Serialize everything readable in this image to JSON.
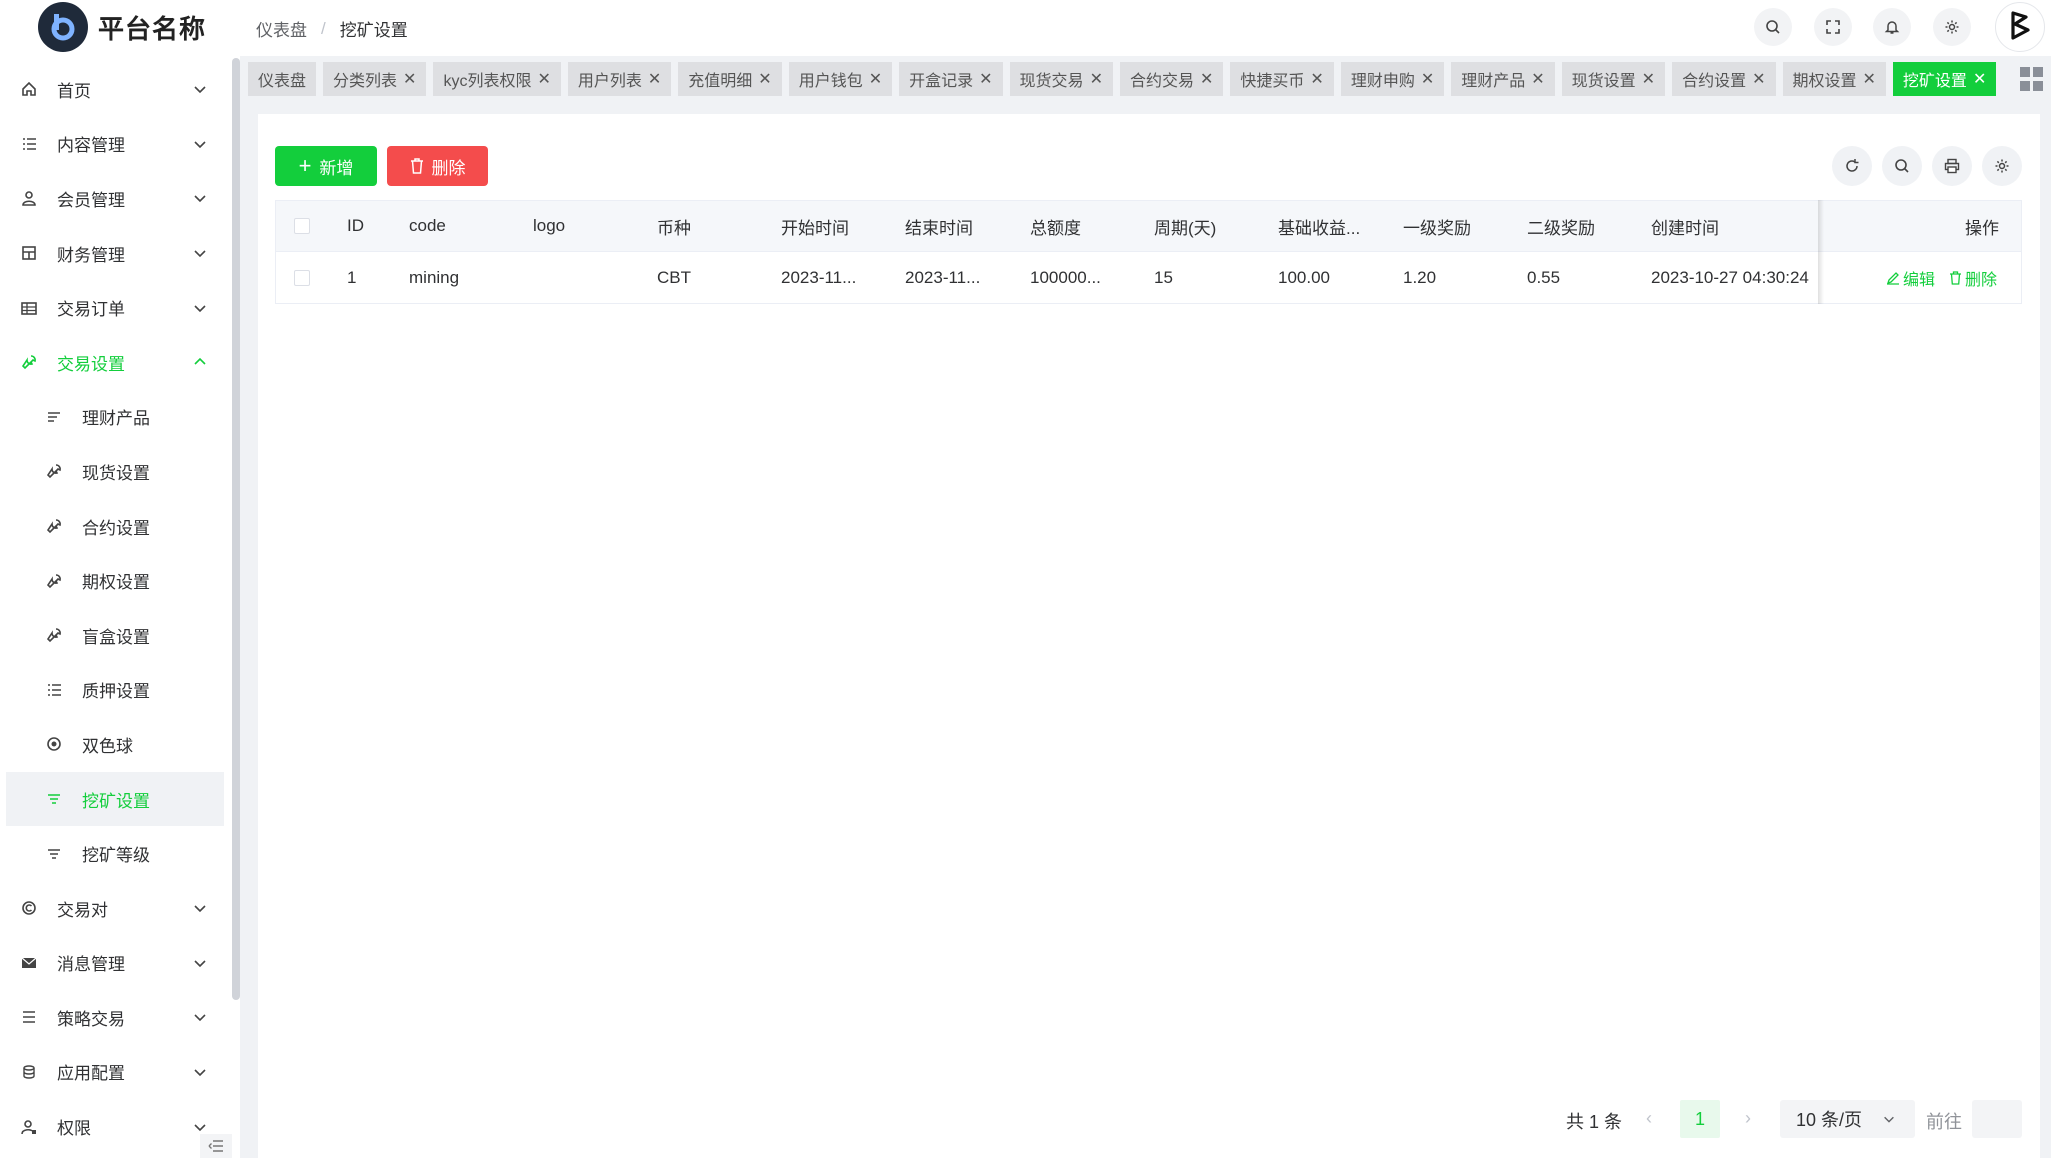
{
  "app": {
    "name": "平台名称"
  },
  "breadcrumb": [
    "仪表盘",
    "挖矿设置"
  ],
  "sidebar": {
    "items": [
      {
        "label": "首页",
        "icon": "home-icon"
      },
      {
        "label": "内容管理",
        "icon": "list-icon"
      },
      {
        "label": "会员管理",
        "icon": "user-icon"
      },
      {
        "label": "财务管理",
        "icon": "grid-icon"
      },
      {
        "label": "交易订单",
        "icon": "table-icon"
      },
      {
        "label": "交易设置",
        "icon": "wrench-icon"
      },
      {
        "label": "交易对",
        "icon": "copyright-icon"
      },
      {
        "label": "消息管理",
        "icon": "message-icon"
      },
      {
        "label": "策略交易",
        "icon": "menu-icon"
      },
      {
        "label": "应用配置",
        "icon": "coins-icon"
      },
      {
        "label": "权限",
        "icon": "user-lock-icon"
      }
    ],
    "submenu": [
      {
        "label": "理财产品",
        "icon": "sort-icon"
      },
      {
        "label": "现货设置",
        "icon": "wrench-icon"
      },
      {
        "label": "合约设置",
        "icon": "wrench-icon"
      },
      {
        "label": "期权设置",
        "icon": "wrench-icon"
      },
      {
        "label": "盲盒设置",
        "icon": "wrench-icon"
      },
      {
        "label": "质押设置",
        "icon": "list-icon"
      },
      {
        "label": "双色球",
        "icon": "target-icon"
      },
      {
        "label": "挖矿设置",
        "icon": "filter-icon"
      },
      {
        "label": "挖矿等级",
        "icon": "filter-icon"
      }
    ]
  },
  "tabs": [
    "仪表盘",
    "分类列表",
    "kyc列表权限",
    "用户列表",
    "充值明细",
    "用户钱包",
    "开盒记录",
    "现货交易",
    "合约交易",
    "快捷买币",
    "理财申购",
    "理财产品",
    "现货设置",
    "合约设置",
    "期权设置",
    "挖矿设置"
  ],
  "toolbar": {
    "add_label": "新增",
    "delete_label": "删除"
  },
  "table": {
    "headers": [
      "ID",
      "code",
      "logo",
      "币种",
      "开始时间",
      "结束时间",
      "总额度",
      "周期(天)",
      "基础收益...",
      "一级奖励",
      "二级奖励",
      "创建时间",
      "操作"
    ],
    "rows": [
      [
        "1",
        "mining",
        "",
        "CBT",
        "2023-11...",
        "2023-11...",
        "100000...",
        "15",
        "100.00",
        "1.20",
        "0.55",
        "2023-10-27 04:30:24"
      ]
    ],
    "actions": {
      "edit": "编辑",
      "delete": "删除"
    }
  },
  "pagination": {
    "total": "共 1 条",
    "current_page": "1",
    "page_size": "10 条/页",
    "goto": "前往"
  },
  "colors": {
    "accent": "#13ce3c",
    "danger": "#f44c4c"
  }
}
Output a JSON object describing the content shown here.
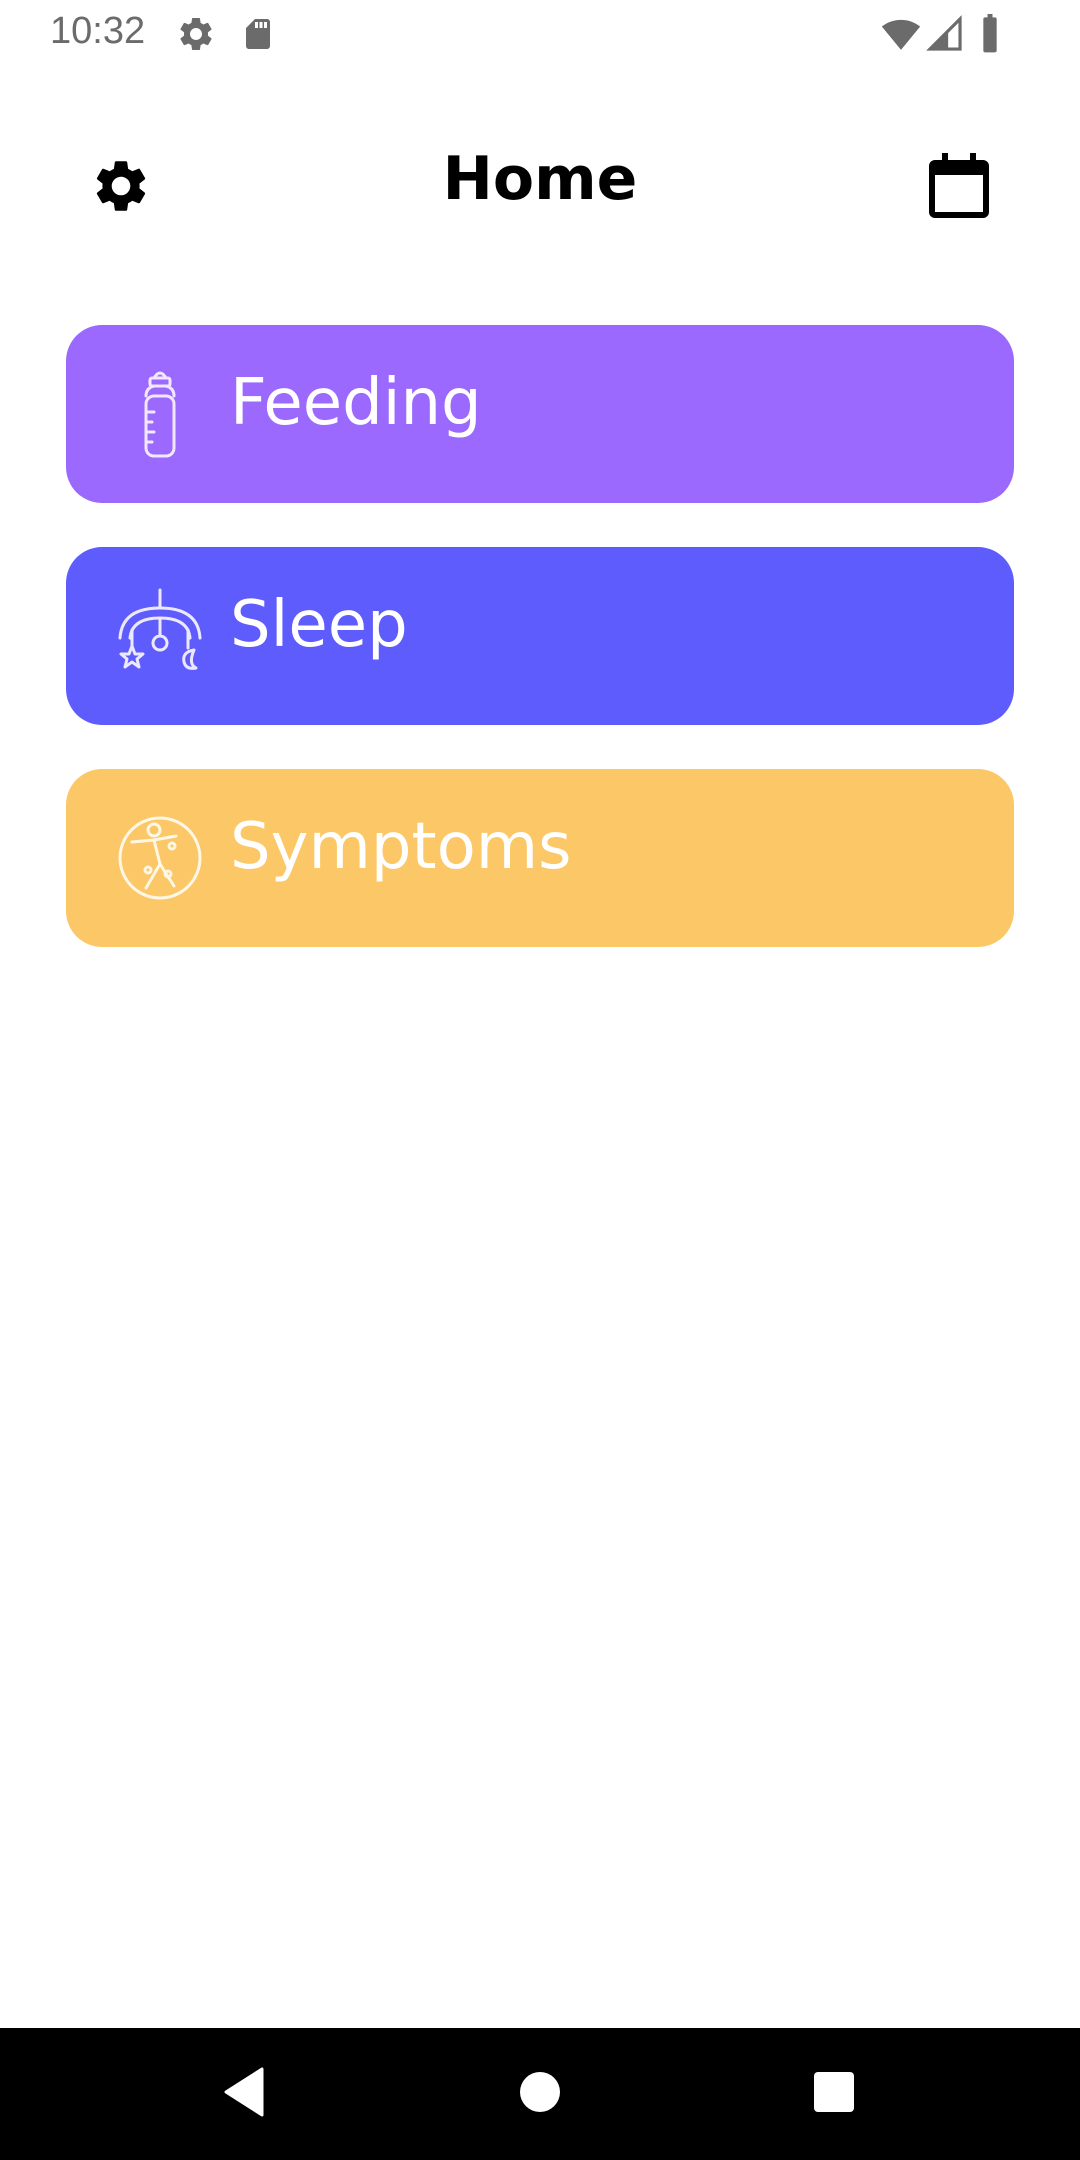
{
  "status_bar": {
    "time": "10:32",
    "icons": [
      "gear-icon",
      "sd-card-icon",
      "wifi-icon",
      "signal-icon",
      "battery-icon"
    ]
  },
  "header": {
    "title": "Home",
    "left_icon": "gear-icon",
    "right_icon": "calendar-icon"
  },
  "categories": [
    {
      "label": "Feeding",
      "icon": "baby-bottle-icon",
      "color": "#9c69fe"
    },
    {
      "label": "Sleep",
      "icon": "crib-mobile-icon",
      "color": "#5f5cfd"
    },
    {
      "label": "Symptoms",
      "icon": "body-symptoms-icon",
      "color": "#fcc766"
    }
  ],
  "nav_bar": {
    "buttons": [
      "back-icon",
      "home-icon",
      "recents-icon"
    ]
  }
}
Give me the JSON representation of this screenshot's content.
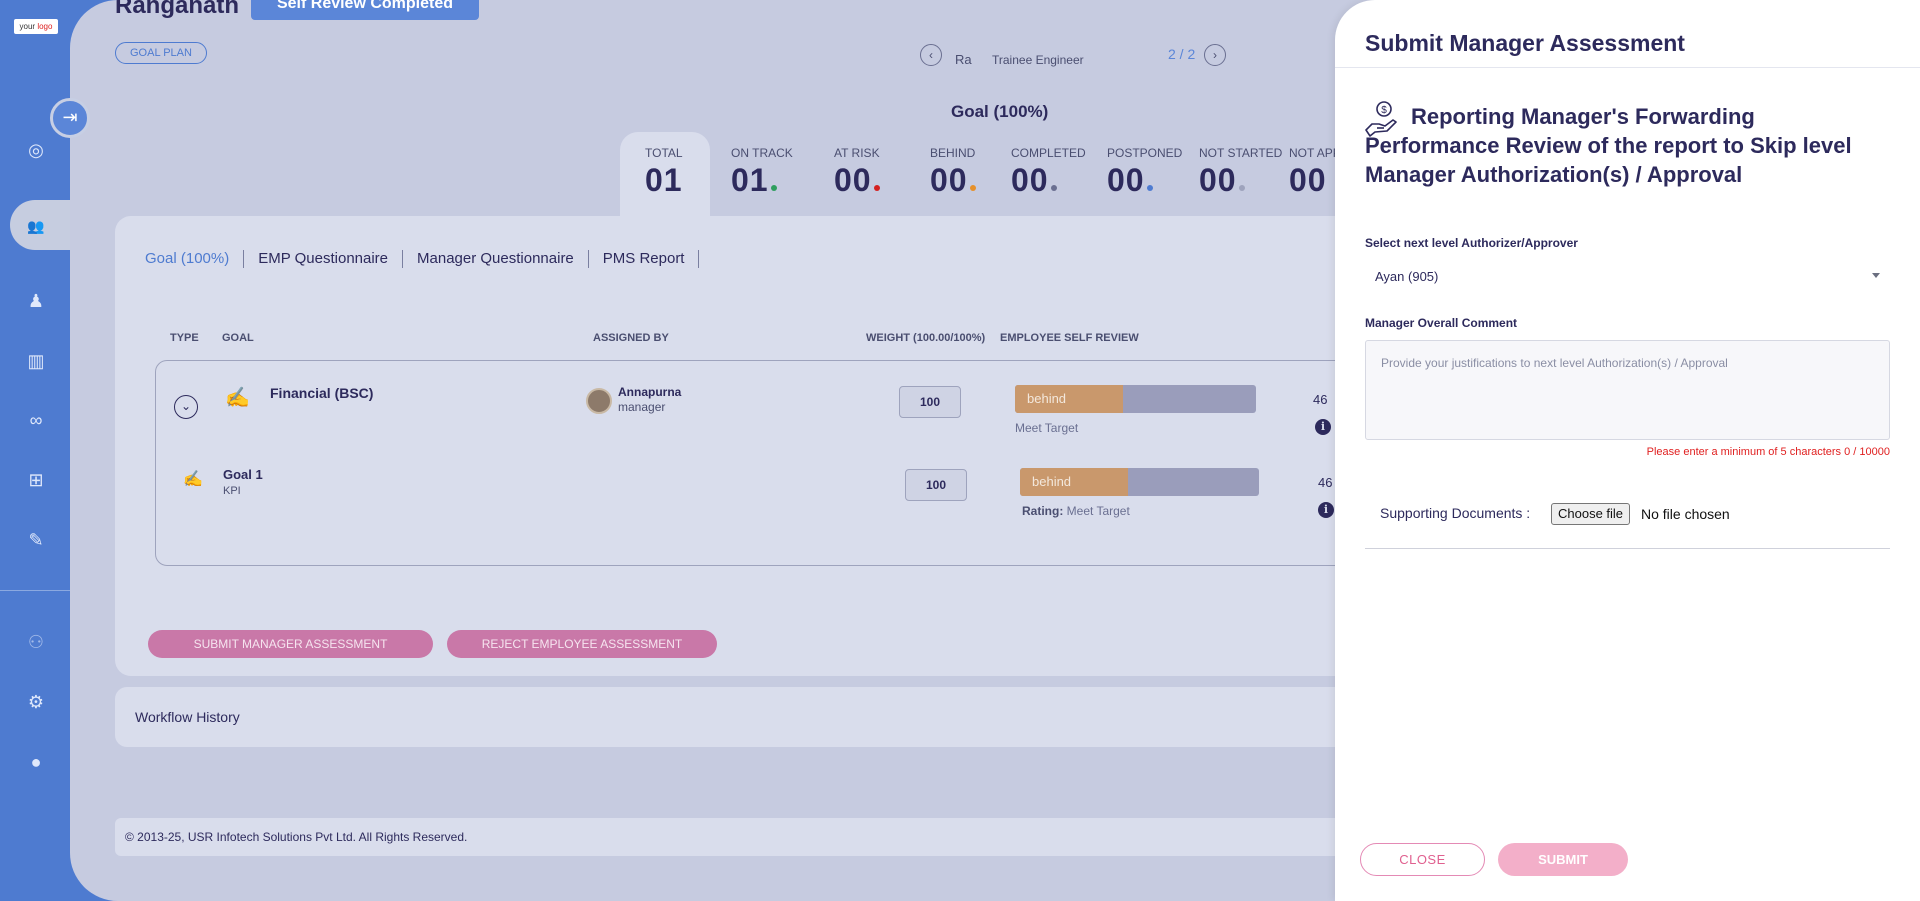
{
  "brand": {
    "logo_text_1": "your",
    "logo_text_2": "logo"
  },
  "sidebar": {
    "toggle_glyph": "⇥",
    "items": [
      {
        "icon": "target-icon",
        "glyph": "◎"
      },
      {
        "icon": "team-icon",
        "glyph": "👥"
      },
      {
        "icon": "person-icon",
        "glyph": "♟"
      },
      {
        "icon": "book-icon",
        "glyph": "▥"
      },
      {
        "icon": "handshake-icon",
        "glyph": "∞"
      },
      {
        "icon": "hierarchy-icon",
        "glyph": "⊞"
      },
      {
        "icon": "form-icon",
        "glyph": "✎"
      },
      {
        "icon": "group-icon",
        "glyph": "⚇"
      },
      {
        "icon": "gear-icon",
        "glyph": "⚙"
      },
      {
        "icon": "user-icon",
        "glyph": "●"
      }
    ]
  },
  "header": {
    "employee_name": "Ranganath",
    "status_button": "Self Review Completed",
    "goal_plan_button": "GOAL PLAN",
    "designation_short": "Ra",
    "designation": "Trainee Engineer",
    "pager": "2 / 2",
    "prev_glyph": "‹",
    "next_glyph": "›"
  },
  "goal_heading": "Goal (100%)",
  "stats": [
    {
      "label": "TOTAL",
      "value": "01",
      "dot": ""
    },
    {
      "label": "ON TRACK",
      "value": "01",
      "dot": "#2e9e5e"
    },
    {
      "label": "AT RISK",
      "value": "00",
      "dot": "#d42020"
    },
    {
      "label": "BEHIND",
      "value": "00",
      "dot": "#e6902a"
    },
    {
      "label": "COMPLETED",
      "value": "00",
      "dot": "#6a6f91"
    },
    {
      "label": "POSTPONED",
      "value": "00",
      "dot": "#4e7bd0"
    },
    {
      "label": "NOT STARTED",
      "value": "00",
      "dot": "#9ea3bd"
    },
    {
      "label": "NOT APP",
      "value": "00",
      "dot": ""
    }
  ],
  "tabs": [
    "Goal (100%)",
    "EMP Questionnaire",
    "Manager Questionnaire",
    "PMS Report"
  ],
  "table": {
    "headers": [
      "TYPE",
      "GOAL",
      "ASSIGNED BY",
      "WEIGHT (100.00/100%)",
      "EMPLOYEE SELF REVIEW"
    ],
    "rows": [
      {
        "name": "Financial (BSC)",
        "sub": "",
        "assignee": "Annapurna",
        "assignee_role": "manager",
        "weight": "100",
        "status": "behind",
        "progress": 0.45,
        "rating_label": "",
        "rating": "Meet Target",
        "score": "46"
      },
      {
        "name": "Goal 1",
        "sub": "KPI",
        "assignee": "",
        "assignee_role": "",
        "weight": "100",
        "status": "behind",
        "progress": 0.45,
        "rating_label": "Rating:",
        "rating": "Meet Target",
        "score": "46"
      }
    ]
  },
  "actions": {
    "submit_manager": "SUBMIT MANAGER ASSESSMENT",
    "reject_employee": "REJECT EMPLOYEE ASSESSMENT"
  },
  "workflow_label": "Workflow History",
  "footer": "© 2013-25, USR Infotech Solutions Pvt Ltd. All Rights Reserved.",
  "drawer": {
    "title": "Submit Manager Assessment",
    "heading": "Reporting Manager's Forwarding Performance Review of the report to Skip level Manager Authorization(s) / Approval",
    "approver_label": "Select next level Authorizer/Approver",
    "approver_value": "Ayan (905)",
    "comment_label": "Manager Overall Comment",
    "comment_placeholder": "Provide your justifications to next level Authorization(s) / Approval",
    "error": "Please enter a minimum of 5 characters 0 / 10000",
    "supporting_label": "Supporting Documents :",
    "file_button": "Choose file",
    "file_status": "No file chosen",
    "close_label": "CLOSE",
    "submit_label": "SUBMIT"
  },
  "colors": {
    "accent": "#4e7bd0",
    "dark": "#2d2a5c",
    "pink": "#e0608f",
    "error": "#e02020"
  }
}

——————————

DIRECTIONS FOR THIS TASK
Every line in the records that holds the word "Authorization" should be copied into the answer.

RESPONSE BELOW
    "heading": "Reporting Manager's Forwarding Performance Review of the report to Skip level Manager Authorization(s) / Approval",
    "comment_placeholder": "Provide your justifications to next level Authorization(s) / Approval",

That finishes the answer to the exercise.